Eaton Corp. challenges transfer pricing adjustments in Tax Court
On March 3, 2023, Eaton filed two petitions in Tax Court, arguing the IRS erred in calculating Eaton’s tax deficiency and asserting penalties for 2011, 2012 and 2013.1 The petitions were filed one month after the Tax Court approved an agreement between Eaton and the IRS for adjustments to Eaton’s 2005 and 2006 tax liabilities (see Tax Alert 2023-0255) and a little more than six months after the Sixth Circuit Court of Appeals (Sixth Circuit) held that the IRS had inappropriately canceled two of Eaton’s Advance Pricing Agreements (APAs) for 2001--2010 (see Tax Alert 2022-1334). The tax years in dispute fall immediately after the applicable years of the APAs at issue in the Sixth Circuit’s opinion.
In its petitions, Eaton disputed the IRS’s adjustments to profits from its Puerto Rican and Dominican manufacturing operations as well as royalty income from the use of intangibles in those countries. Eaton stated that the transactions at issue were materially identical to those covered under the APAs. The company used the transfer pricing method and profit level indicator authorized under its APAs to determine the arm’s-length prices with the entities in Puerto Rico and the Dominican Republic. Because the facts did not change for 2011 through 2013, Eaton argued, the IRS could not apply a “radically different” transfer pricing method because it would be arbitrary, capricious, and unreasonable and violate the Due Process Clause of the Fifth Amendment.
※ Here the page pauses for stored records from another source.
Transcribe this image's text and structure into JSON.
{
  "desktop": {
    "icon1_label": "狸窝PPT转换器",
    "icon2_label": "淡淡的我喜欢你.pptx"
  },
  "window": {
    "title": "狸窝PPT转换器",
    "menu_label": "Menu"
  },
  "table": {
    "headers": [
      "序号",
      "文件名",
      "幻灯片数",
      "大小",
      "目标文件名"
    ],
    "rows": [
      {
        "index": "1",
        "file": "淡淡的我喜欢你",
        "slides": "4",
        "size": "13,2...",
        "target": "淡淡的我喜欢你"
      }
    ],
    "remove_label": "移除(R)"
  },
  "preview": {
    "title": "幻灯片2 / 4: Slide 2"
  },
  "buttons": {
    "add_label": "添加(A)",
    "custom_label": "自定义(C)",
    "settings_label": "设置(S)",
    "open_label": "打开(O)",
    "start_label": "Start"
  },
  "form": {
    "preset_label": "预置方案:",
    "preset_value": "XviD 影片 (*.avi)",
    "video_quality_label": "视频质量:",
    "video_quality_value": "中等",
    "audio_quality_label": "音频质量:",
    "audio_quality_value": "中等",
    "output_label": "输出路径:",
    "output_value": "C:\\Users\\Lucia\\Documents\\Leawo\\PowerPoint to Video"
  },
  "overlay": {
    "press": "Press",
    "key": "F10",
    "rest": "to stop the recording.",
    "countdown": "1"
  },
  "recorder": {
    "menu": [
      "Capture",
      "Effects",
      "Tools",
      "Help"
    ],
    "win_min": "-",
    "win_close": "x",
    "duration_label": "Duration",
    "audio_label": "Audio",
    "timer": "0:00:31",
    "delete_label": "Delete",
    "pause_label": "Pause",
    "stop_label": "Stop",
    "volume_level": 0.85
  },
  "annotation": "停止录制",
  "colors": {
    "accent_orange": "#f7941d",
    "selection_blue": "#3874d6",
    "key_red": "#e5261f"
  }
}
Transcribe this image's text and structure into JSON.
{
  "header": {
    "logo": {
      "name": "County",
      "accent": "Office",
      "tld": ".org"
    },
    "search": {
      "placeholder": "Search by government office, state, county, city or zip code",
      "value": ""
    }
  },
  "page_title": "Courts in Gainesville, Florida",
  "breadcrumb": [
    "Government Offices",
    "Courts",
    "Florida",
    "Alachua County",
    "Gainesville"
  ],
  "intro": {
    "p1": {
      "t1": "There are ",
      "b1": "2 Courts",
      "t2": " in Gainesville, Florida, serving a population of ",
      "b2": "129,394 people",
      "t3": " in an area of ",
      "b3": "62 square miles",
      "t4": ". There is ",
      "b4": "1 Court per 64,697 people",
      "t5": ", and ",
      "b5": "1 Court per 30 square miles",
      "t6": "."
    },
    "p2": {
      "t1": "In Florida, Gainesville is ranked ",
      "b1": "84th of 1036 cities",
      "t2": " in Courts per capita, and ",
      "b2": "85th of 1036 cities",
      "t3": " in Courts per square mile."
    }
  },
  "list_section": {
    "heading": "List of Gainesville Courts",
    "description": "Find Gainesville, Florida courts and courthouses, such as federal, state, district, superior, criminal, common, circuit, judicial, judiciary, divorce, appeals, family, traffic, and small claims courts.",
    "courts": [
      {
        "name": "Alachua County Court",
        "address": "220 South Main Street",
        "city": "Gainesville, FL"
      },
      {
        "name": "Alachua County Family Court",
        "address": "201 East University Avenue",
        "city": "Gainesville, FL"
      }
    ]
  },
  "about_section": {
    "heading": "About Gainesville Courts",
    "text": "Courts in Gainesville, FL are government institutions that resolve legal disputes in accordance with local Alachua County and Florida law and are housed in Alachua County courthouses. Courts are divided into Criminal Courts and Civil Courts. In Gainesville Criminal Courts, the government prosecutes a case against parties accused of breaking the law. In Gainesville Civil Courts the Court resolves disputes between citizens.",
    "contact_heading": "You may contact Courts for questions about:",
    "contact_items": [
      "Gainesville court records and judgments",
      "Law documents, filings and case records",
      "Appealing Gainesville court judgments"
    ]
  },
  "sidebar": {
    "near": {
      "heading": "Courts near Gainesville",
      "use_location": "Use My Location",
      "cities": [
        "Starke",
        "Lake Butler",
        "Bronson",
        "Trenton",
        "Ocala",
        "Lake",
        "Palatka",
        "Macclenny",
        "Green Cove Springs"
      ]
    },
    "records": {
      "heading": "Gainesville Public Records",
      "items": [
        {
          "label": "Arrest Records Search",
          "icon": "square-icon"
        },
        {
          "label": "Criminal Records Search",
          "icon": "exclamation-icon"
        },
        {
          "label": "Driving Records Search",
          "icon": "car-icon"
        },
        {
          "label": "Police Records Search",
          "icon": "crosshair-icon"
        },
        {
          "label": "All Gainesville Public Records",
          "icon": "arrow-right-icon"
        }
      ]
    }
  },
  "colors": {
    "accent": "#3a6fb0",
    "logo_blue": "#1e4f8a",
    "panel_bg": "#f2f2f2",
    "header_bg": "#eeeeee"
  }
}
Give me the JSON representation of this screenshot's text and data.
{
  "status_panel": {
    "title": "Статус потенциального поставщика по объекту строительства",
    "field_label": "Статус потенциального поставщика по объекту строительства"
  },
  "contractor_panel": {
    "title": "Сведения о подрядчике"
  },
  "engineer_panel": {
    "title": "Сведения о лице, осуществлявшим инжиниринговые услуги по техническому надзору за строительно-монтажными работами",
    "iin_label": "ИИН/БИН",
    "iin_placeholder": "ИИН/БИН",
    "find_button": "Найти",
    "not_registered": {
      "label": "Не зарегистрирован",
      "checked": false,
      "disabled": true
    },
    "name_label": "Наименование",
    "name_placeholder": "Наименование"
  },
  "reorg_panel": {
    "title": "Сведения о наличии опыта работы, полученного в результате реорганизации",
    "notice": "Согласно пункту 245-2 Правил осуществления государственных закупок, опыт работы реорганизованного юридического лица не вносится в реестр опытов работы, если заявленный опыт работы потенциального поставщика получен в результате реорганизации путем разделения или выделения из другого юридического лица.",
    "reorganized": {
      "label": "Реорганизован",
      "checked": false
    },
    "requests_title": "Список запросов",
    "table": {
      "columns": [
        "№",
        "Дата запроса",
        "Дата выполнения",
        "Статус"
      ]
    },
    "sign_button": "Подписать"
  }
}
Eaton also argued the IRS erroneously modified a royalty agreement with a Switzerland-based related party and inappropriately asserted penalties. Although the Swiss entity has performed the same function since 2001, the IRS argued that the entity made only routine contributions for the years at issue and should receive a routine manufacturing return. Eaton stated that the IRS’s assessment failed to consider the Swiss entity’s contributions and applied penalties despite Eaton utilizing a reasonable transfer pricing method and complying with IRC Section 6662’s documentation requirements.
Finally, Eaton disputed the IRS’s disallowance of deductions for a portion of Eaton’s payments relating to intercompany guarantees provided to finance an acquisition. The IRS justified the disallowance by taking into account “implicit support” to modify issuer credit ratings despite the existence of explicit guarantees. The IRS also made a downward adjustment to the interest rates and corresponding deductions for interest paid on the intercompany debt issued to facilitate the acquisition, again citing implicit support. Eaton indicated that the IRS failed to consider the proper cash flows in determining the issuer credit ratings.
This case may clarify whether a taxpayer can rely on transfer pricing arrangements made under a prior agreement with the IRS, here an APA, when applying the transfer pricing method post-agreement. This case also calls into question whether the IRS can assert penalties where a taxpayer relies on the transfer pricing under an APA in post-APA years, given the penalty protection available under Treas. Reg. Section 1.6662-6(d)(2)(ii)(A)(6). That provision generally allows penalty protection when:
Published by NTD’s Tax Technical Knowledge Services group; Andrea Ben-Yosef, legal editor
1 Eaton et al. v. Commissioner, No. 2607-23 (T.C. March 3, 2023). The IRS also made adjustments to non-transfer pricing issues not covered in this Alert.